[Items from an interface collection]
+ + + + + + +

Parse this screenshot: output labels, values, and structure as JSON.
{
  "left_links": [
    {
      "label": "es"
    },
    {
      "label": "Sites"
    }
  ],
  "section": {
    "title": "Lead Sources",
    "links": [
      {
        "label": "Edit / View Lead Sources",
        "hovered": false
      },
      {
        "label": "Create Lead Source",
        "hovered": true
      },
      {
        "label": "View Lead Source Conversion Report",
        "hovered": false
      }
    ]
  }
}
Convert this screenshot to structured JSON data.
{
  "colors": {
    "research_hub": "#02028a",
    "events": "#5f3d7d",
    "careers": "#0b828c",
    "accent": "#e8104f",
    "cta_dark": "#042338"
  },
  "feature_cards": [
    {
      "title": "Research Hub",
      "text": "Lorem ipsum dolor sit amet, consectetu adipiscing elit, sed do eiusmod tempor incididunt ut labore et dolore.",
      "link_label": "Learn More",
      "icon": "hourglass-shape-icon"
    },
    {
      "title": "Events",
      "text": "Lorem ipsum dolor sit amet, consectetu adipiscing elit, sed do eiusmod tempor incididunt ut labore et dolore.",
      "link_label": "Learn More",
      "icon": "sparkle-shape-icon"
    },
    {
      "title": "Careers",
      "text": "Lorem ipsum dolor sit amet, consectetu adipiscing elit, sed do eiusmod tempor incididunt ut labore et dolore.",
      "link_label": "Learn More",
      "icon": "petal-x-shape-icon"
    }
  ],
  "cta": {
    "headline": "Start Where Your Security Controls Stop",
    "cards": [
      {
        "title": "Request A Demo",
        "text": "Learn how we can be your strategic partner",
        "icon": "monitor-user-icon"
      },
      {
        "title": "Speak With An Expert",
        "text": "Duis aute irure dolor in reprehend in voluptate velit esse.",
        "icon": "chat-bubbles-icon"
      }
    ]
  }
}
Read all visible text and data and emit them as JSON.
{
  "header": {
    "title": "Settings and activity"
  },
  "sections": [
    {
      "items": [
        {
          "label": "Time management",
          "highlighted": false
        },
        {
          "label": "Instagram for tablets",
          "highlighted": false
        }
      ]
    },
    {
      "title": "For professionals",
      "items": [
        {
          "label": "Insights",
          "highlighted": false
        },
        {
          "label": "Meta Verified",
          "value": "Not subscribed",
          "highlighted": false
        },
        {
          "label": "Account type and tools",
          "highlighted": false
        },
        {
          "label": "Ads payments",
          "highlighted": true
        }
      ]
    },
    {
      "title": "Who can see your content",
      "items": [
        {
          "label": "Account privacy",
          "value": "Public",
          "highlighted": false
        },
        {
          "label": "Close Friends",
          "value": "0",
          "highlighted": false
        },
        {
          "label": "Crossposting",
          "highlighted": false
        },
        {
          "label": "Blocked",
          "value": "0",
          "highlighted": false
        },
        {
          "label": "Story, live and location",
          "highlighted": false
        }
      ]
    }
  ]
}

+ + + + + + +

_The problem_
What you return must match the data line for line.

_Answer section_
Parse this screenshot: output labels, values, and structure as JSON.
{
  "left_links": [
    {
      "label": "es"
    },
    {
      "label": "Sites"
    }
  ],
  "section": {
    "title": "Lead Sources",
    "links": [
      {
        "label": "Edit / View Lead Sources",
        "hovered": false
      },
      {
        "label": "Create Lead Source",
        "hovered": true
      },
      {
        "label": "View Lead Source Conversion Report",
        "hovered": false
      }
    ]
  }
}
Convert this screenshot to structured JSON data.
{
  "colors": {
    "research_hub": "#02028a",
    "events": "#5f3d7d",
    "careers": "#0b828c",
    "accent": "#e8104f",
    "cta_dark": "#042338"
  },
  "feature_cards": [
    {
      "title": "Research Hub",
      "text": "Lorem ipsum dolor sit amet, consectetu adipiscing elit, sed do eiusmod tempor incididunt ut labore et dolore.",
      "link_label": "Learn More",
      "icon": "hourglass-shape-icon"
    },
    {
      "title": "Events",
      "text": "Lorem ipsum dolor sit amet, consectetu adipiscing elit, sed do eiusmod tempor incididunt ut labore et dolore.",
      "link_label": "Learn More",
      "icon": "sparkle-shape-icon"
    },
    {
      "title": "Careers",
      "text": "Lorem ipsum dolor sit amet, consectetu adipiscing elit, sed do eiusmod tempor incididunt ut labore et dolore.",
      "link_label": "Learn More",
      "icon": "petal-x-shape-icon"
    }
  ],
  "cta": {
    "headline": "Start Where Your Security Controls Stop",
    "cards": [
      {
        "title": "Request A Demo",
        "text": "Learn how we can be your strategic partner",
        "icon": "monitor-user-icon"
      },
      {
        "title": "Speak With An Expert",
        "text": "Duis aute irure dolor in reprehend in voluptate velit esse.",
        "icon": "chat-bubbles-icon"
      }
    ]
  }
}
Read all visible text and data and emit them as JSON.
{
  "header": {
    "title": "Settings and activity"
  },
  "sections": [
    {
      "items": [
        {
          "label": "Time management",
          "highlighted": false
        },
        {
          "label": "Instagram for tablets",
          "highlighted": false
        }
      ]
    },
    {
      "title": "For professionals",
      "items": [
        {
          "label": "Insights",
          "highlighted": false
        },
        {
          "label": "Meta Verified",
          "value": "Not subscribed",
          "highlighted": false
        },
        {
          "label": "Account type and tools",
          "highlighted": false
        },
        {
          "label": "Ads payments",
          "highlighted": true
        }
      ]
    },
    {
      "title": "Who can see your content",
      "items": [
        {
          "label": "Account privacy",
          "value": "Public",
          "highlighted": false
        },
        {
          "label": "Close Friends",
          "value": "0",
          "highlighted": false
        },
        {
          "label": "Crossposting",
          "highlighted": false
        },
        {
          "label": "Blocked",
          "value": "0",
          "highlighted": false
        },
        {
          "label": "Story, live and location",
          "highlighted": false
        }
      ]
    }
  ]
}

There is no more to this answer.